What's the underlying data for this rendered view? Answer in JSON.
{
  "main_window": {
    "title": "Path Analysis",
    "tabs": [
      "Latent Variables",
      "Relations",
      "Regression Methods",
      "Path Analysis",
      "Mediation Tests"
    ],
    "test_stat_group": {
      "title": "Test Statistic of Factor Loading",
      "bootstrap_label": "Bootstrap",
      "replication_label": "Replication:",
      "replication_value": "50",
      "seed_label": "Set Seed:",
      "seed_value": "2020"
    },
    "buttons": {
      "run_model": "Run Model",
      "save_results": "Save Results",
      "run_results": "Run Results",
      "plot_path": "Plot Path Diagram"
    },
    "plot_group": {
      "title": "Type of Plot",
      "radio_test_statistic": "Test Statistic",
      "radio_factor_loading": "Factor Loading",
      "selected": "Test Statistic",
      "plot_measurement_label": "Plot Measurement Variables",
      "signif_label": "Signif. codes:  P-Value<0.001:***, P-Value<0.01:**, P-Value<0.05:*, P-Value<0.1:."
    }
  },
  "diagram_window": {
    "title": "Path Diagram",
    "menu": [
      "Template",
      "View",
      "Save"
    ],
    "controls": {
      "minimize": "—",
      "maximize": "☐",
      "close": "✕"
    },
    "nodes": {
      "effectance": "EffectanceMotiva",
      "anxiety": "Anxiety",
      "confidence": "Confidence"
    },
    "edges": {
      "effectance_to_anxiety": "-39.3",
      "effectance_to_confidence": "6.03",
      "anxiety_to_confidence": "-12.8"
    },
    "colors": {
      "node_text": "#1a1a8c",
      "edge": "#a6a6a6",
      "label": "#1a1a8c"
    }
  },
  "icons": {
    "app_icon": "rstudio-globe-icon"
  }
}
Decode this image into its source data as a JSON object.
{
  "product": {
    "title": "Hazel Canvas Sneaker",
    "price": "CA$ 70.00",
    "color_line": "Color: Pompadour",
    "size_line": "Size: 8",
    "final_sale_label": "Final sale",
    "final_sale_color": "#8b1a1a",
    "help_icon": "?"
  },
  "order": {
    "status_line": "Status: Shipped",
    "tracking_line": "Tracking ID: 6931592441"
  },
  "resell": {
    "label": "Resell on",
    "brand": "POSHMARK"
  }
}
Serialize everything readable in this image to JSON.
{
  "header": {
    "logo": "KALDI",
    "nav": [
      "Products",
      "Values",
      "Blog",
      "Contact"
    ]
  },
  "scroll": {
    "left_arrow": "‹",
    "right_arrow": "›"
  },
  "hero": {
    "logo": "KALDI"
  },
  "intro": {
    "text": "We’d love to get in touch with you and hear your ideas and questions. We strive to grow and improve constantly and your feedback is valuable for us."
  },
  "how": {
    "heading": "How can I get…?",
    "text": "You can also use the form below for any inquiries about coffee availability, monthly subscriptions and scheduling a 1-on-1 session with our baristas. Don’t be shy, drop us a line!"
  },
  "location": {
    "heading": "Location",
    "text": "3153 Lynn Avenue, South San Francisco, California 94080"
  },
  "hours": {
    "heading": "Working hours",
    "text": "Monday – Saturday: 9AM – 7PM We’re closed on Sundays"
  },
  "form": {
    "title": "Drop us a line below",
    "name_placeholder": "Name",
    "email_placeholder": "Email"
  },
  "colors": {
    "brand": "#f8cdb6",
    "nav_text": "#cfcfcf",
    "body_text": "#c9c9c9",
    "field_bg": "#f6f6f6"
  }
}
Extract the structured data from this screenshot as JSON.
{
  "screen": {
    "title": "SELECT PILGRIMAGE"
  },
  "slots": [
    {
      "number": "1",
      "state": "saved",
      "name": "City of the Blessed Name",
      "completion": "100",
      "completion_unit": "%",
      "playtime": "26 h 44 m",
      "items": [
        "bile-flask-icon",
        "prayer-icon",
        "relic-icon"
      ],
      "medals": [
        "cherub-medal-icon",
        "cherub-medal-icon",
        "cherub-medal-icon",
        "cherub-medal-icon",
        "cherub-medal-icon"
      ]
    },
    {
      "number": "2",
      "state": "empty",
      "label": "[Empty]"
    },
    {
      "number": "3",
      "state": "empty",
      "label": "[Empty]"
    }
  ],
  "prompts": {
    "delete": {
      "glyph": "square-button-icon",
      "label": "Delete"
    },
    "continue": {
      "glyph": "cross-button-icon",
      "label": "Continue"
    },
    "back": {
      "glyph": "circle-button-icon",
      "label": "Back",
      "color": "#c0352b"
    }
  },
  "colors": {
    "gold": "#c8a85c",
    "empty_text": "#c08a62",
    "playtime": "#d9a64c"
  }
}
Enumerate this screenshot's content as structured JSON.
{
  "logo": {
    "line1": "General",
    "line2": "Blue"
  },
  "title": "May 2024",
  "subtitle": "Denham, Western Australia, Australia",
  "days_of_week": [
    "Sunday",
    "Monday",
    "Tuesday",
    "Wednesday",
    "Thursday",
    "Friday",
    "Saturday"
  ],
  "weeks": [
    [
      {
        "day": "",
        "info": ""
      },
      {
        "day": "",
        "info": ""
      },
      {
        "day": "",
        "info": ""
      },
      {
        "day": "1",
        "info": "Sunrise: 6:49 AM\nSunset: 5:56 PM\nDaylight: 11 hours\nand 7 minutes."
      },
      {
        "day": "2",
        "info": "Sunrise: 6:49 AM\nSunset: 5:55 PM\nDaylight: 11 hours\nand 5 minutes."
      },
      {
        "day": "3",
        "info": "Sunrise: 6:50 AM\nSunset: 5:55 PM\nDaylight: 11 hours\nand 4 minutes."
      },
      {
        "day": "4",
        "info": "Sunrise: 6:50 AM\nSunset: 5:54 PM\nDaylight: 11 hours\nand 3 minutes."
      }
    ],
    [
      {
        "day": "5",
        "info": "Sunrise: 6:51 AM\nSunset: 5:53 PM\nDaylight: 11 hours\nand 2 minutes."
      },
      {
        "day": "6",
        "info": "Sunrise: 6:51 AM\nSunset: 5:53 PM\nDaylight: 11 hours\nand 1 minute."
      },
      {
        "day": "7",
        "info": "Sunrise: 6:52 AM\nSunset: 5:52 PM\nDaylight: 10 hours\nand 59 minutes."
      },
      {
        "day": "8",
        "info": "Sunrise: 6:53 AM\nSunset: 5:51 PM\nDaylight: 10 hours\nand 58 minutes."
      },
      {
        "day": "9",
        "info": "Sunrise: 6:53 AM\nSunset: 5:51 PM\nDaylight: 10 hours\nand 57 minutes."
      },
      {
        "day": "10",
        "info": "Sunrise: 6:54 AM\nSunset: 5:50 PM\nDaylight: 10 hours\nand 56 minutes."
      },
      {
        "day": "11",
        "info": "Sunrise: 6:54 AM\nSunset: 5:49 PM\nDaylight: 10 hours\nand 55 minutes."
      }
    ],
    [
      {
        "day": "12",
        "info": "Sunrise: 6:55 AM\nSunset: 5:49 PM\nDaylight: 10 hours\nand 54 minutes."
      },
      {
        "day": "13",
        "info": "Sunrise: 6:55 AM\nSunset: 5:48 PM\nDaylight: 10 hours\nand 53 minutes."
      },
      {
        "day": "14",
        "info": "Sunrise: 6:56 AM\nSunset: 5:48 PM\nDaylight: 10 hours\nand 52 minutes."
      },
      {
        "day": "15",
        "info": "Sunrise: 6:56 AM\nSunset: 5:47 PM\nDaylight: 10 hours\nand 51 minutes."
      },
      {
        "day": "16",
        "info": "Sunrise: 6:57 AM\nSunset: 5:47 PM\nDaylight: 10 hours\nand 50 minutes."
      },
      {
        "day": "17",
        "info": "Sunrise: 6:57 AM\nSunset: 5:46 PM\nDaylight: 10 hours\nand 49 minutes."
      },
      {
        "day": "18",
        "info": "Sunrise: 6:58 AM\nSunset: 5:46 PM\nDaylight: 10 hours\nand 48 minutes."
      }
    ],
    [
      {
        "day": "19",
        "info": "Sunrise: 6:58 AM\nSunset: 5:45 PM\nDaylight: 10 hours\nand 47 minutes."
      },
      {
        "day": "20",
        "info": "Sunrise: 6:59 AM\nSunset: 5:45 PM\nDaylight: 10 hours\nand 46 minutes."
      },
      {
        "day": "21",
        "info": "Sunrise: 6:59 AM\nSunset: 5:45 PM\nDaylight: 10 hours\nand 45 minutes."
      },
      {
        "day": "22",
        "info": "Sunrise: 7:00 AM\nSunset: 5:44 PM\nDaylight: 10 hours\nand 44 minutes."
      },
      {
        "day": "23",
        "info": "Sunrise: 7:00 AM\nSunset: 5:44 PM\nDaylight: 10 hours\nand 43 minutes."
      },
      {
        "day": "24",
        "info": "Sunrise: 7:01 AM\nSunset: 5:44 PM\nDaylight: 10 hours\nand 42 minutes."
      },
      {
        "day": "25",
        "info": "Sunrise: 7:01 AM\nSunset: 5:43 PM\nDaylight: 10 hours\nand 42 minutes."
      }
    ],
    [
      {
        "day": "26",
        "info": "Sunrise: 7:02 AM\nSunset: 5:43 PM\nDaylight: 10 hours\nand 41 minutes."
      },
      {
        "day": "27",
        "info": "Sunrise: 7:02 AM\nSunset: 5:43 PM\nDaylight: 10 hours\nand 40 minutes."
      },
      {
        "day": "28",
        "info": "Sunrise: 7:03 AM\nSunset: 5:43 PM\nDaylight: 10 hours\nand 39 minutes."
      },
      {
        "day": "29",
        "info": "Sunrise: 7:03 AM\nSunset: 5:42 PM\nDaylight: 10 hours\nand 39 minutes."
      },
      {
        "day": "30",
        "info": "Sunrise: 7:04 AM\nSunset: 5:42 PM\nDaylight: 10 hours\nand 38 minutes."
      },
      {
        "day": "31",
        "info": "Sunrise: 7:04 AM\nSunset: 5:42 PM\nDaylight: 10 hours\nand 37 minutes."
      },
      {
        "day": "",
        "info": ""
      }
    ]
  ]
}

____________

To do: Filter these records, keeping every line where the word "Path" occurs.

Written answer:
    "title": "Path Analysis",
      "Path Analysis",
      "plot_path": "Plot Path Diagram"
    "title": "Path Diagram",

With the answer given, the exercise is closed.